consider free cell-formation in a blastema or exudation by an aggregation of molecules, in accordance with the views of Henle, as a common phenomenon. This proposition was attacked with great energy by Virchow in a series of memoirs published in his 'Archiv,' commencing in Vol. 1, 1847, and finally received its death-blow in his published lectures on Cellular Pathology, 1858. He maintained that in pathological structures there was no instance of cell development de novo; where a cell existed, there one must have been before. Cell-formation was a continuous development by descent, which he formulated in the expression omnis cellvla e cellulâ.
While the descent of cells from preexisting cells by division of the nucleus during the development of the egg, in the embryos of plants and animals, and in adult vegetable and animal tissues, both in healthy and diseased conditions, had now become generally recognized, the mechanism of the process by which the cleavage of the nucleus took place was for a long time unknown. The discovery had to be deferred until the optician had been able to construct lenses of a higher penetrative power, and the microscopist had learned the use of coloring agents capable of dyeing the finest elements of the tissues. There was reason to believe that in some cases a direct cleavage of the nucleus, to be followed by a corresponding division of the cell into two parts, did occur. In the period between 1870 and 1880 observations were made by Schneider, Strasburger, Bütschli, Fol, van Beneden and Flemming, which showed that the division of the nucleus and the cell was due to a series of very remarkable changes, now known as indirect nuclear and cell division, or karyokinesis. The changes within the nucleus are of so complex a character that it is impossible to follow them in detail without the use of appropriate illustrations. I shall have to content myself, therefore, with an elementary sketch of the process.

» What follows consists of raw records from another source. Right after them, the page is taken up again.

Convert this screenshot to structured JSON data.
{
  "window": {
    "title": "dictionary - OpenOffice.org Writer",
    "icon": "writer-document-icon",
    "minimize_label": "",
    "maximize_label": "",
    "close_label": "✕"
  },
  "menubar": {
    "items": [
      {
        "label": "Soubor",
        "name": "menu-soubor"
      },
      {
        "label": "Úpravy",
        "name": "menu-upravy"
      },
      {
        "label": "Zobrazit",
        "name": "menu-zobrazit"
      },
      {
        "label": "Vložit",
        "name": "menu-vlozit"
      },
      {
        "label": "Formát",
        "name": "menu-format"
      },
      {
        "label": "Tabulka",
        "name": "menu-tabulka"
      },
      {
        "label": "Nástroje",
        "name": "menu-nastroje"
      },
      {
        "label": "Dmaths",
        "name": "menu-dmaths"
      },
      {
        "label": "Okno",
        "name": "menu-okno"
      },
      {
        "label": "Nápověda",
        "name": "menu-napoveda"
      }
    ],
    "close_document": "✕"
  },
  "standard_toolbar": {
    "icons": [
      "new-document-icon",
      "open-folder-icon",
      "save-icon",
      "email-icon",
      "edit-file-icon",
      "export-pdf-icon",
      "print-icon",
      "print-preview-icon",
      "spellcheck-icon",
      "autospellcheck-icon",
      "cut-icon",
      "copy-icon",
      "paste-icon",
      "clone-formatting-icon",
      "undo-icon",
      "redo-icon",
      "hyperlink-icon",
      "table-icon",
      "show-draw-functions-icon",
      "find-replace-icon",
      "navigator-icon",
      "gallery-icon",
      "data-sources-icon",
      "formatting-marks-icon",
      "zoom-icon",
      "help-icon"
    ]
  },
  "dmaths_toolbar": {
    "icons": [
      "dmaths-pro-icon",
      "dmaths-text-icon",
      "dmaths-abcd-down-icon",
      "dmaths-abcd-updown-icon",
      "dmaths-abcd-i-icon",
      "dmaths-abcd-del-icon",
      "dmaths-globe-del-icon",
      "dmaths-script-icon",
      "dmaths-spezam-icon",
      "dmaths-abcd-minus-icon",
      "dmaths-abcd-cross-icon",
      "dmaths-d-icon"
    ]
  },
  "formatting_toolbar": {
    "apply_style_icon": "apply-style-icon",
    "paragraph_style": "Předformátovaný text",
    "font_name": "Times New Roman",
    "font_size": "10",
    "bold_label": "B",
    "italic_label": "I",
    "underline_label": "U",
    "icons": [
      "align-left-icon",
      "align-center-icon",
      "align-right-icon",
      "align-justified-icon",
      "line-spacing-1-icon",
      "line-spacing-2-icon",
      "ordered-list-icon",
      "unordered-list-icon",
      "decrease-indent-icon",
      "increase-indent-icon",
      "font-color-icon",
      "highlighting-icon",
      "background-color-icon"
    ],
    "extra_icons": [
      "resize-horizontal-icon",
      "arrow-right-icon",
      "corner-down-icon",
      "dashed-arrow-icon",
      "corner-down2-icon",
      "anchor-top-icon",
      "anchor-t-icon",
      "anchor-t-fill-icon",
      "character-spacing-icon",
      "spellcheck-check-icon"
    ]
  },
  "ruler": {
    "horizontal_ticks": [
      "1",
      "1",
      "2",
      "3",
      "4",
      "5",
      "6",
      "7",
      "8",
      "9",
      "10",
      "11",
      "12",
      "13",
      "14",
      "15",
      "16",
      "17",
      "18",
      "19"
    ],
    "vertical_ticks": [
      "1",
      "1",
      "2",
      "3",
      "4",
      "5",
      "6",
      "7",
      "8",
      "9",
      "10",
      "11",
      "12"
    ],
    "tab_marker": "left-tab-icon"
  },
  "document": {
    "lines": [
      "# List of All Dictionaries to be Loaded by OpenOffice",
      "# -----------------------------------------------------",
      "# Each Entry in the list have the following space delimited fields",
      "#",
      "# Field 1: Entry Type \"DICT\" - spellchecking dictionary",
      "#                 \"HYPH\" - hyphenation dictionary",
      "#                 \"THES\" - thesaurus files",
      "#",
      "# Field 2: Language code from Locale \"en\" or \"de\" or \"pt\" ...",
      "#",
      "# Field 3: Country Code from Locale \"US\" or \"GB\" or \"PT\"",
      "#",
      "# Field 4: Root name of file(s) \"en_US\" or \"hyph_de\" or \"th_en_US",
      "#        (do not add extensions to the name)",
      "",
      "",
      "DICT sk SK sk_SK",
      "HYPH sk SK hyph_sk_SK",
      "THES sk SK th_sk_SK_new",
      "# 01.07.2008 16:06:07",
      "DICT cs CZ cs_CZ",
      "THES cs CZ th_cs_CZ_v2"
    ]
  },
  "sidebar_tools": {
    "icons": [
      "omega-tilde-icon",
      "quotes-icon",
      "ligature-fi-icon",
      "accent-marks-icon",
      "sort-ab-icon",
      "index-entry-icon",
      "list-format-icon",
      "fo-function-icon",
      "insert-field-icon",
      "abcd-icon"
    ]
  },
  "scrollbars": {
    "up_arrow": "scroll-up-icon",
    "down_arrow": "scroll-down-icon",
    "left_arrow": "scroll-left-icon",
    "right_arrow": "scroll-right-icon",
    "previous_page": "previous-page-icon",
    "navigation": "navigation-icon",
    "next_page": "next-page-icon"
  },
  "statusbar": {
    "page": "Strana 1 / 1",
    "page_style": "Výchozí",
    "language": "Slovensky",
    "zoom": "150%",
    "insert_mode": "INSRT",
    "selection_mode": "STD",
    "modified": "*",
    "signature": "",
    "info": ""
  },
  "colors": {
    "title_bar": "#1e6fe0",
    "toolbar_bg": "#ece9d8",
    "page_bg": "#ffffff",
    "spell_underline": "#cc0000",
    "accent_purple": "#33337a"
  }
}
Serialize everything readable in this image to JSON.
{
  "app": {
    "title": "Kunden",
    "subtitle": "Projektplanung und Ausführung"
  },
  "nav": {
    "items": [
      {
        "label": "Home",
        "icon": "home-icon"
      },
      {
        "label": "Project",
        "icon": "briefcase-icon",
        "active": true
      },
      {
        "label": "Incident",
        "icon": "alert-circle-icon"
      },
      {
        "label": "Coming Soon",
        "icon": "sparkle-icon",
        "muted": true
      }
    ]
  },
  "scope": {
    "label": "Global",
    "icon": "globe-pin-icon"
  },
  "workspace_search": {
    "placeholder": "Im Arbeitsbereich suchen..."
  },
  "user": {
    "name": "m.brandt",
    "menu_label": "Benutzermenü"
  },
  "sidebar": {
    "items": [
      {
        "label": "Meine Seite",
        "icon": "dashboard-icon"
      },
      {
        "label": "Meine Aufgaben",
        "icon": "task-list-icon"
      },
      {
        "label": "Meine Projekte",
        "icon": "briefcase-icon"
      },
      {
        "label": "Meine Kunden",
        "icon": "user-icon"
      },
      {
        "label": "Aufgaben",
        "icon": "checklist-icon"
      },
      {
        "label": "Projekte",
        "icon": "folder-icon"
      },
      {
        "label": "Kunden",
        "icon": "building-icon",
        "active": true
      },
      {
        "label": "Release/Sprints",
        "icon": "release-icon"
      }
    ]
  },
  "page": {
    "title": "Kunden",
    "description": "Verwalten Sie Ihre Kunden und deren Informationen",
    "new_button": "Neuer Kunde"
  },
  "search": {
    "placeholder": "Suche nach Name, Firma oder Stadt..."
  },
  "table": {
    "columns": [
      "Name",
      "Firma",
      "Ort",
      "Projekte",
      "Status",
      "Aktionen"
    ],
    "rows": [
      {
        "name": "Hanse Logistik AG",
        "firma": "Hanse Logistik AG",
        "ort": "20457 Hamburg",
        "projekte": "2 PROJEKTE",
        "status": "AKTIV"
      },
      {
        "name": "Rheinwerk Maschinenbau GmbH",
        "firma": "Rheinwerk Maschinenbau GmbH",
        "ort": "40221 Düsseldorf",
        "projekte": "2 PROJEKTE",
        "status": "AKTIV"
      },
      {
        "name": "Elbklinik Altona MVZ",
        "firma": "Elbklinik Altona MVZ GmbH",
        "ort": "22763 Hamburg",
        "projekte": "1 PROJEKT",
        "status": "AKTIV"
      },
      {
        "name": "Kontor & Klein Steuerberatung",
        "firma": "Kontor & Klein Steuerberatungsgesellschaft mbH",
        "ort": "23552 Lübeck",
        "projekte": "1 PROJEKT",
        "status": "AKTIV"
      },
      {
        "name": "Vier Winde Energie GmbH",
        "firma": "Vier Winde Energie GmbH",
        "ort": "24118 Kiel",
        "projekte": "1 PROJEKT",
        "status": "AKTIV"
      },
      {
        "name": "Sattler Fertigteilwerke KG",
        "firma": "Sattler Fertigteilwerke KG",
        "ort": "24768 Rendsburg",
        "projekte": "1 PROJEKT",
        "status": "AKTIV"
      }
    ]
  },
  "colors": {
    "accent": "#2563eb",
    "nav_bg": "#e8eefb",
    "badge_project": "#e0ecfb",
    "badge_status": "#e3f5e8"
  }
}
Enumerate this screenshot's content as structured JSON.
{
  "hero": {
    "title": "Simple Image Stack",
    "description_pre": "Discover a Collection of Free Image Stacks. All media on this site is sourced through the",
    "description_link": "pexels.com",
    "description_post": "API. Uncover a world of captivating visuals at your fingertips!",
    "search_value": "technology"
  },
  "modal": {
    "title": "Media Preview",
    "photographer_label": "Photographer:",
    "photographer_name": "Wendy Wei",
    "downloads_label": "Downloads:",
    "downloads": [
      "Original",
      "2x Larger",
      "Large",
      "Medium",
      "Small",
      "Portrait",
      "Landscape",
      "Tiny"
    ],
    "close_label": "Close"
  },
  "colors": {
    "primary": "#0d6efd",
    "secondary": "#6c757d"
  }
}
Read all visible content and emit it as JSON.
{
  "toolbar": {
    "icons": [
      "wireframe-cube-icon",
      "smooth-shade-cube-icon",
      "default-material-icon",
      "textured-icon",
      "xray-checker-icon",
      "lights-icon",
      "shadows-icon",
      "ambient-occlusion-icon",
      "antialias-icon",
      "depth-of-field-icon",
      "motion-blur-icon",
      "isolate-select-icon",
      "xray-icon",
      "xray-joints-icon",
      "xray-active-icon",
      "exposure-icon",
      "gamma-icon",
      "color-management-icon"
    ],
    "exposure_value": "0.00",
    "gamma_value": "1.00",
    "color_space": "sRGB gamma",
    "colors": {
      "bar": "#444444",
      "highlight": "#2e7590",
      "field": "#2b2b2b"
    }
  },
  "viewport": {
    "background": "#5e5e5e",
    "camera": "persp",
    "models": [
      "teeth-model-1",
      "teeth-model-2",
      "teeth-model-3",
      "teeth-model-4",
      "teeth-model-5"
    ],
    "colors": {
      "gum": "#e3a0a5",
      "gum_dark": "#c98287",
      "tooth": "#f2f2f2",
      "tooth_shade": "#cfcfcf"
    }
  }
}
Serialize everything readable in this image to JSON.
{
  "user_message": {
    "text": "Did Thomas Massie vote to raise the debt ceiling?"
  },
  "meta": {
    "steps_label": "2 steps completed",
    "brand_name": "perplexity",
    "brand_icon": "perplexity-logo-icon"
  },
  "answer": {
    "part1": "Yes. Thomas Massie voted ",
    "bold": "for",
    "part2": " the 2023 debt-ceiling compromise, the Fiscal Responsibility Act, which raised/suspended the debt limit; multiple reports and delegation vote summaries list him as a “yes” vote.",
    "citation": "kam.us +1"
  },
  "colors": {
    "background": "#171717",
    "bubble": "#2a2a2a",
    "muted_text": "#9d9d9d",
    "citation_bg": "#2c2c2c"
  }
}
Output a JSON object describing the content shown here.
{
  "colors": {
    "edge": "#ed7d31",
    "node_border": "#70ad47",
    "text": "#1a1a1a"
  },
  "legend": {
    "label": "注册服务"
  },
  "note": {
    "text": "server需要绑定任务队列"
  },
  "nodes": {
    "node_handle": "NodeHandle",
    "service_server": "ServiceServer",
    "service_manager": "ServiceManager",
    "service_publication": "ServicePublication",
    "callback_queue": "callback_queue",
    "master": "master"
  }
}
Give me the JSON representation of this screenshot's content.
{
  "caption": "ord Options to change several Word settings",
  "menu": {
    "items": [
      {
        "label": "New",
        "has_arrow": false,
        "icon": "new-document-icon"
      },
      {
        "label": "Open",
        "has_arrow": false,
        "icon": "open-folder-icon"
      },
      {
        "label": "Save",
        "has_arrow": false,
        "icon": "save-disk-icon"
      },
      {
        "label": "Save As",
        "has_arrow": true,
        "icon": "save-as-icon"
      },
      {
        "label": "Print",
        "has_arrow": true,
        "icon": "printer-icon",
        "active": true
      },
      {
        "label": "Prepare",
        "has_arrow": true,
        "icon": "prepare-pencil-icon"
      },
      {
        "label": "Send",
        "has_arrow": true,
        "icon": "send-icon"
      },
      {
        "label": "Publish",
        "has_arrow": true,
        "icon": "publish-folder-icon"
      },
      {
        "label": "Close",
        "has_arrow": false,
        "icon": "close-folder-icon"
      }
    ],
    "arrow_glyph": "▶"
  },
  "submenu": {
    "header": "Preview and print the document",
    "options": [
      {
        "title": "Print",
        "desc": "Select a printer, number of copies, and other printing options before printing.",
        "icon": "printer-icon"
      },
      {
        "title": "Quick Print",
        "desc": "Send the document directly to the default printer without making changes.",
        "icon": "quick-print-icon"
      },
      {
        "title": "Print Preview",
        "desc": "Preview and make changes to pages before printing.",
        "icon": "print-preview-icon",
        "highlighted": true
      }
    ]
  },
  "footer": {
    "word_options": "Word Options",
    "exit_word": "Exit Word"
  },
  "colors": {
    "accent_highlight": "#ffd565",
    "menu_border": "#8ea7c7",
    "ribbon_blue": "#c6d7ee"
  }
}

I have previously stated that the nucleus in its passive or resting stage contains a very delicate network of threads or fibers. The first stage in the process of nuclear division consists in the threads arranging themselves in loops and forming a compact coil within the nucleus. The coil then becomes looser, the loops of threads shorten and thicken, and somewhat later each looped thread splits longitudinally into two portions. As the threads stain when coloring agents are applied to them, they are called chromatin fibers, and the loose coil is the chromosome (Waldeyer).
As the process continues, the investing membrane of the nucleus disappears, and the loops of threads arrange themselves within the nucleus so that the closed ends of the loops are directed to a common center, from which the loops radiate outwards and produce a starlike